    (Published Tuesday, June 18, 2019)

    Duterte's politics and key programs, including his drive against illegal drugs that has left more than 5,200 mostly urban poor suspects dead, have been scrutinized on the campaign trail and defended by close allies running for the Senate, led by his former national police chief Roland dela Rosa, who first enforced the crackdown when the president took office in mid-2016.

    Aside from the drug killings, Duterte's gutter language and what nationalists say is a policy of appeasement toward China that may undermine Philippine territorial claims in the South China Sea, have also been hounded by protests and criticism.

    "This is very much a referendum on his three years of very disruptive yet very popular presidency," Manila-based analyst Richard Heydarian said. "Are we going to affirm or are we going to reject the 2016 elections? Was that an aberration and historical accident that we have to fix, or is this actually the beginning of the kind of new era or new normal?"

    A May 3-6 survey by independent pollster Pulse Asia showed 11 of Duterte-backed senatorial candidates and four other aspirants in the winning circle, including only one from the opposition. The survey of 1,800 respondents had a margin of error of plus or minus 2.3 percentage points.

    Duterte himself remains hugely popular, topping ratings surveys with about 70 percent approval.

    While the election survey strongly indicated a favorable outcome for Duterte, there was a probability that the result could still change given the considerable number of undecided voters and narrow leads of some candidates.

    Trump Walks Back FBI Critique on Foreign Dirt Comments

    [NATL] Trump Walks Back FBI Critique on Foreign Dirt Comments, Says Would Turn Over to Authorities
    President Trump is flipping the script on foreign election interference, after telling ABC News that he’d consider taking foreign dirt on a political opponent. The president clarified his previous statement on Fox News, saying that “there isn’t anything wrong with listening” to such intelligence, and that “of course” he’d contact the authorities if a foreign power offered it to him.”
     
    (Published Friday, June 14, 2019)

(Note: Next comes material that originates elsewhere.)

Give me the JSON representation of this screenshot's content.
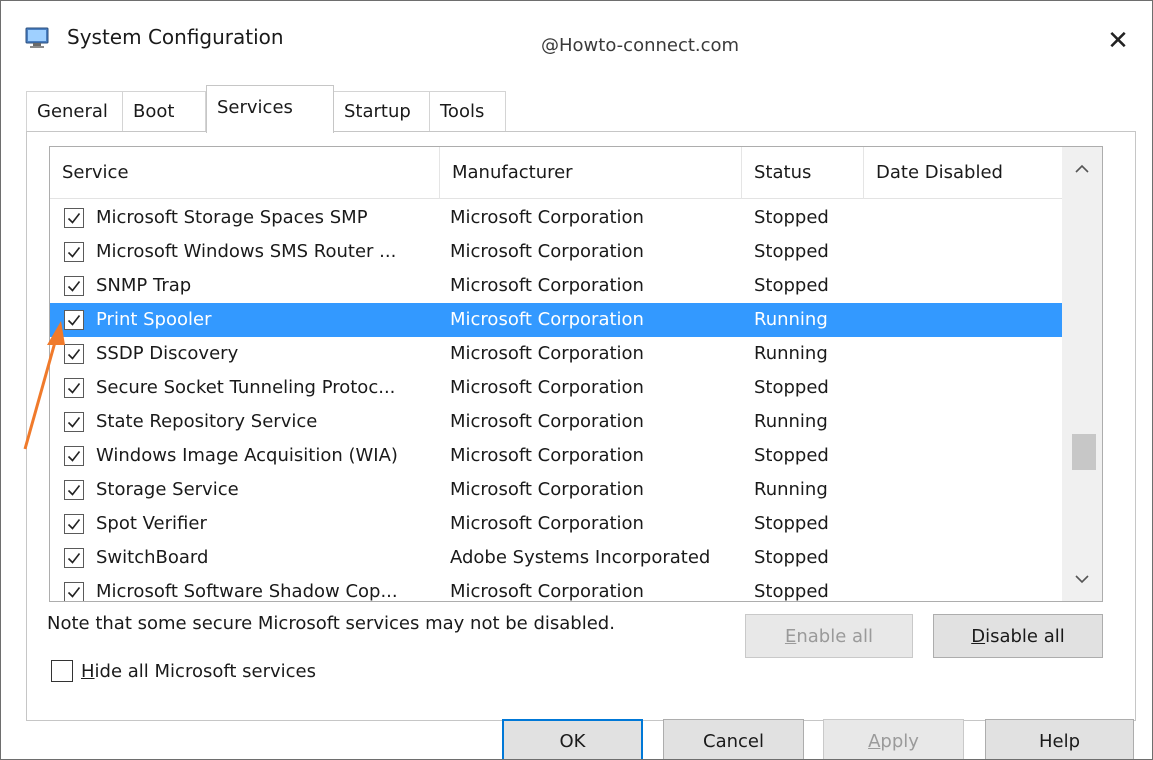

    Divided, cash-strapped and without a unified leader, opposition aspirants are fighting an uphill battle to capture the few number of Senate seats they need to stymie any hostile legislation. Many Filipinos seem more open to authoritarianism due to past failures of liberal leaders, Heydarian said. Such a mindset has helped the family of former dictator Ferdinand Marcos to make a political comeback.

    Among many dirt-poor Filipinos, however, the concern is day-to-day survival.

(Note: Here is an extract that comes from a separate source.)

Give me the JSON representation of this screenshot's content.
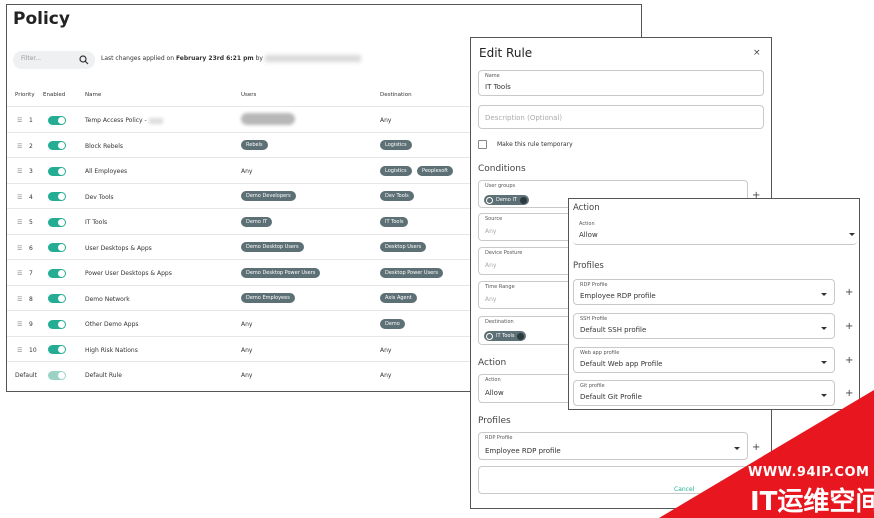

    "Martial law is scary but we're more afraid of dying in hunger," Arturo Veles, a jobless father of six, told The Associated Press.

    Wiping away tears, Veles spoke outside his family's shanty in the humid squalor atop Smokey Mountain, a long-closed dumpsite in Manila's Tondo slum that remains a symbol of the country's appalling poverty. His asthma-stricken wife, Agnes, said that not one congressional candidate had treaded the fly-strewn and trash-littered path to their cluster of crumbling huts, probably because of the smell and filth.

    Arturo Veles said the poor always suffer the most, indicating he and his wife would not vote for administration candidates. "They only see the poor, those using and selling drugs. That's the only thing they see, not the depth of our poverty."

    Village guard Jose Mondejar, who lives in a Tondo community heavily festooned with elections streamers and posters, said Duterte's anti-crime campaign has reduced daytime robberies by drug addicts of passing cargo trucks by about 70 percent in his neighborhood.

    Congress Takes on 'Deepfakes' Leading Up to 2020 Election

    [NATL] Congress Takes on 'Deepfake' Videos s Leading Up to 2020 Election

    Deepfakes, doctored videos with one face realistically superimposed on another, gained attention and alarm from lawmakers leading up to the 2020 presidential elections in an era that saw instant fallout from other altered videos of celebrities and politicians. 

    (Published Friday, June 14, 2019)

    "Criminals once even opened fire on our village hall because we were cracking down on them," he said. "Now you can walk around here without being pestered. Duterte's campaign has worked."